I must now praise a man of worth
Quite tall of form with argent hair
Well known for love of drink and mirth
An archer with a herald’s flare
Who well can fire bow in clout
And once stood as a bear-lord stout.
With fingers nimble on the bow
And keen mind bent on ancient lore
Face bordered by white hair like snow
Eyes purpled by the hint of war
The bee-loved man stands proper, proud,
Is brought before a Royal crowd
And all achievements he has earned
Are loud proclaimed for all to hear
As from him heralds all have learned
And archers could cock bow to ear
For of his time he freely gives
And through him Ealdormere bright lives
Glad from his arms he gives his strength
His mettle shown with all he does
For service he will go to length
And ever this is how it was
This man of worth, this man so true,
Who shows great merit through and through.
And so the Royals name him Peer,
A Pelican of Ealdormere.
A blason written as a grand chant. A blason was a 16th century French ordered poem of praise, or blame, usually directed towards a woman which praised her physical features using metaphors. I decided to write a blazon as it takes its name from the heraldic term “blazon” which forms the root of the word “emblazon” which means to celebrate or adorn (with heraldic markings). This seemed appropriate given Percival’s love of heraldry. I also tried to use a few heraldic terms sprinkled throughout the verse.

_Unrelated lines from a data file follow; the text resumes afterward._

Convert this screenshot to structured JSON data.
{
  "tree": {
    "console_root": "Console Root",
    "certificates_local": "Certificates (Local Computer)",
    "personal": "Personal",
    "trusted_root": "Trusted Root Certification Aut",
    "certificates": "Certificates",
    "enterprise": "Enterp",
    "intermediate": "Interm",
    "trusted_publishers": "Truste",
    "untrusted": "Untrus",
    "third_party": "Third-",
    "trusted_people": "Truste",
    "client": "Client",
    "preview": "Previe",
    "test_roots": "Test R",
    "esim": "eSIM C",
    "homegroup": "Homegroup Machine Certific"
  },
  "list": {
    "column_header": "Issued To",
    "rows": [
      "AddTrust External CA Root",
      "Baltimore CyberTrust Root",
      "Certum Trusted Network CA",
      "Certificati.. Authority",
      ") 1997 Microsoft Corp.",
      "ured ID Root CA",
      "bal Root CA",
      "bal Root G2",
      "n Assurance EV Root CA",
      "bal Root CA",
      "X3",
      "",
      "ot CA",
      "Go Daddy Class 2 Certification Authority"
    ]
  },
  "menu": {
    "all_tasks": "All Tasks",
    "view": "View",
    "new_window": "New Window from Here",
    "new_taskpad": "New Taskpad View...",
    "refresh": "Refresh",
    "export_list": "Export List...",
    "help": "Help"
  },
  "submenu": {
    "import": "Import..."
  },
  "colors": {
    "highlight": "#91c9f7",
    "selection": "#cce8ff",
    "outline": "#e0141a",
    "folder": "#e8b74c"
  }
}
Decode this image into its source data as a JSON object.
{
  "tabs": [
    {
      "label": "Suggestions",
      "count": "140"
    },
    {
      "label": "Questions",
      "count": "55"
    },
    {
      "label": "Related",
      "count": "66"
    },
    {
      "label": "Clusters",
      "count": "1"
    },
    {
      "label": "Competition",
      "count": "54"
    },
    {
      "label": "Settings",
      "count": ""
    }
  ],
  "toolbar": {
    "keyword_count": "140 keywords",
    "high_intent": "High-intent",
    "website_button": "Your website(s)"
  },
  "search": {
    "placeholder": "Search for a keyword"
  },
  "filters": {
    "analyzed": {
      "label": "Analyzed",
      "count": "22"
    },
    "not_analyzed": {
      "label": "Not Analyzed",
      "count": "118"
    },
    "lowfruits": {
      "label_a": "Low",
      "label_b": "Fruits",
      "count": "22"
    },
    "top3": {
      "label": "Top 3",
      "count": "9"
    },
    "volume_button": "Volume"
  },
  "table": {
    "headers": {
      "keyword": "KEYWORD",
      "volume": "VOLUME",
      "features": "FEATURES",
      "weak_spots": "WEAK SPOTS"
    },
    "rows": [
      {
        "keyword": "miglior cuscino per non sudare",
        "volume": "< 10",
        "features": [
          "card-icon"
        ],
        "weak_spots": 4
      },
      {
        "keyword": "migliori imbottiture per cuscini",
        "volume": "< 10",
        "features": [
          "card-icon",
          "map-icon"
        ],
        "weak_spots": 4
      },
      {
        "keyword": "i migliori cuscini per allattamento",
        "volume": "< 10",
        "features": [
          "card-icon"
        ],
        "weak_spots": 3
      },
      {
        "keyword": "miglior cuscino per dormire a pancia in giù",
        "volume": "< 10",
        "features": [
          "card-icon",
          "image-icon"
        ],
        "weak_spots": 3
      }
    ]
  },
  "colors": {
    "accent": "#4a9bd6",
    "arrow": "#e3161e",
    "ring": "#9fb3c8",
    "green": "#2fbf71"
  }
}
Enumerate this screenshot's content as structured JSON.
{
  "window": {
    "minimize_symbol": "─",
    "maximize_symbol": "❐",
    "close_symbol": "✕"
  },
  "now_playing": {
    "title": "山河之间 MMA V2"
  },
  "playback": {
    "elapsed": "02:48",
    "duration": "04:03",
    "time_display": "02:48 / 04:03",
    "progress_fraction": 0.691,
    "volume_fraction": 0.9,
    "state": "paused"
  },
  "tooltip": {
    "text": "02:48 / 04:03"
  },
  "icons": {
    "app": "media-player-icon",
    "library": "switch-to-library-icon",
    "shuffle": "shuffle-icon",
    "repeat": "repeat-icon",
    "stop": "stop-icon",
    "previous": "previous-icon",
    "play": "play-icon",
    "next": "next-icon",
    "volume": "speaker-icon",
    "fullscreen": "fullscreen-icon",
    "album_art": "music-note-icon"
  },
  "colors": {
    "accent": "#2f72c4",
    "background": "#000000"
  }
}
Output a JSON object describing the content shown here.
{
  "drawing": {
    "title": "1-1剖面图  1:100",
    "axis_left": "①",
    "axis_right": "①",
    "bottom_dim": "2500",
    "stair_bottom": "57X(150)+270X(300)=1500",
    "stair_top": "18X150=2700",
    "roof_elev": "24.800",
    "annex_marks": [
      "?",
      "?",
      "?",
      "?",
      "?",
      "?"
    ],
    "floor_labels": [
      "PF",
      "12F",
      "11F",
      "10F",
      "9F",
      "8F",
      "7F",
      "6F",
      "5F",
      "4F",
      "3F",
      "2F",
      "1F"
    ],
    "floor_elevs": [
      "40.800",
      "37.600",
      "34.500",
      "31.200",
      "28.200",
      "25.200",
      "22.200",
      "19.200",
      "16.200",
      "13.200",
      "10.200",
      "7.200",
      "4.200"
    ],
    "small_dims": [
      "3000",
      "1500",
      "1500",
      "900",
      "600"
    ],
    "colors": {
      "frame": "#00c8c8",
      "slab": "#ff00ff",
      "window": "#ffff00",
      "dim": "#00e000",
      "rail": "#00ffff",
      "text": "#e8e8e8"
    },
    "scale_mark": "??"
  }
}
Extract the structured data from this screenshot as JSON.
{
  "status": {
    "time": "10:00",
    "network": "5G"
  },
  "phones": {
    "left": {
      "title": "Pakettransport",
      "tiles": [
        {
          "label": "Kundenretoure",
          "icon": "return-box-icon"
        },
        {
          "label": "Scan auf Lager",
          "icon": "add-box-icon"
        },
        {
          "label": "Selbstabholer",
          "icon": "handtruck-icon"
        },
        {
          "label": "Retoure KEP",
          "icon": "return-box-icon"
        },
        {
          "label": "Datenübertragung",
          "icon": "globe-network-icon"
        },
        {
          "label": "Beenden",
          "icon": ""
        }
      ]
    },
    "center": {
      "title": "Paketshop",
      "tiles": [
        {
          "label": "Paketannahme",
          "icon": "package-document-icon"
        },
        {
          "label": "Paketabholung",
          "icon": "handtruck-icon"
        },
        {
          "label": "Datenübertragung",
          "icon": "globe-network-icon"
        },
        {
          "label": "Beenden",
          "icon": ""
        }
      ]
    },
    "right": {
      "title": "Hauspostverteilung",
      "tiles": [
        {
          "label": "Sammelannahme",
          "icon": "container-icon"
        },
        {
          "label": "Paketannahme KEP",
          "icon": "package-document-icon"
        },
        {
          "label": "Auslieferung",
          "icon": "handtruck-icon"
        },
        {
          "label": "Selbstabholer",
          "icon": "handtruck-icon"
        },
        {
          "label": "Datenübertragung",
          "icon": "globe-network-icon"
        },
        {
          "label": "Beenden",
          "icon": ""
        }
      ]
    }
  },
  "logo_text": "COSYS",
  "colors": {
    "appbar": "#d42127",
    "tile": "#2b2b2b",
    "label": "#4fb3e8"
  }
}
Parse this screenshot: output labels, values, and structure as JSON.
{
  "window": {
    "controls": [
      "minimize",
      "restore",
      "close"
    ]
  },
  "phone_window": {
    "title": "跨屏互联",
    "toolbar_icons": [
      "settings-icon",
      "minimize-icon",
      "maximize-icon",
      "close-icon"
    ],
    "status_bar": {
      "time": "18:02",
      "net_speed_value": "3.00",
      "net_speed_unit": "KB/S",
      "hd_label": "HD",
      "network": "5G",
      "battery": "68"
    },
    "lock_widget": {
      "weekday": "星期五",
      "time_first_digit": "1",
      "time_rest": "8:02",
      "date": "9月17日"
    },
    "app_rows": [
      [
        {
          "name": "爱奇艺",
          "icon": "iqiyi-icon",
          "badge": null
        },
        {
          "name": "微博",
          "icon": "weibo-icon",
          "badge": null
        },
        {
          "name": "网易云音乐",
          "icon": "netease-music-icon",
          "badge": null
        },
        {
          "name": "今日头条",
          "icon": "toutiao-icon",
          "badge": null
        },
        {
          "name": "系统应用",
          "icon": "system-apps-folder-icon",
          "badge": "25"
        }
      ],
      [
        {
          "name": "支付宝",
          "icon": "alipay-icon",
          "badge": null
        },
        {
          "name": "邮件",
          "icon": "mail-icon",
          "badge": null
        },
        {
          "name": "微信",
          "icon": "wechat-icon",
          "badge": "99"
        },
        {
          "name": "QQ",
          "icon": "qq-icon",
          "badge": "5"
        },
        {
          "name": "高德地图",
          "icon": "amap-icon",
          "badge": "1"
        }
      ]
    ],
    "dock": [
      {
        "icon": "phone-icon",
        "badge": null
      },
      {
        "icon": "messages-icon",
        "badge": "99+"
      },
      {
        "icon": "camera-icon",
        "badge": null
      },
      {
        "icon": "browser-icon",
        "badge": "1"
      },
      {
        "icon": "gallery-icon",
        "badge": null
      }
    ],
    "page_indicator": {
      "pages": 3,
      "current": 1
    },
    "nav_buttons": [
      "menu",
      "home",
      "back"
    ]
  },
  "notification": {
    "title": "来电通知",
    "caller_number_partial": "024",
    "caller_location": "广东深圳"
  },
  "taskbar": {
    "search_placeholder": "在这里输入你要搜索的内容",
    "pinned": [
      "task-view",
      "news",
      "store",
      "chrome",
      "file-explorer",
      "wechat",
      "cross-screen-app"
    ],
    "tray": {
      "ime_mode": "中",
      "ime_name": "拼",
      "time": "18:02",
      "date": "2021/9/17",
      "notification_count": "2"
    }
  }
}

The gran(d) chan(t), also known as the courtois, was an Old French genre of lyric poetry devised by the trouvères in the 12th to 13th centuries. It was adapted from the Occitan canso of the troubadours. Like the canso it explored courtly love, but it could also be used to expound on many other topics or themes.
Typically, a canso had three parts: the exordium (the first stanza where the composer explained his purpose), the main body of the text and then one to three envois (which were not always present). Except for the envois, the stanzas all had the same sequence of verses (each verse had the same number of metrical syllables). The envois took the form of a shortened stanza, containing only a last part of the standard stanza used up to that point.
Each stanza had the same internal rhyme scheme (so if the first line rhymed with the third line in the first stanza, it will do so in each successive one).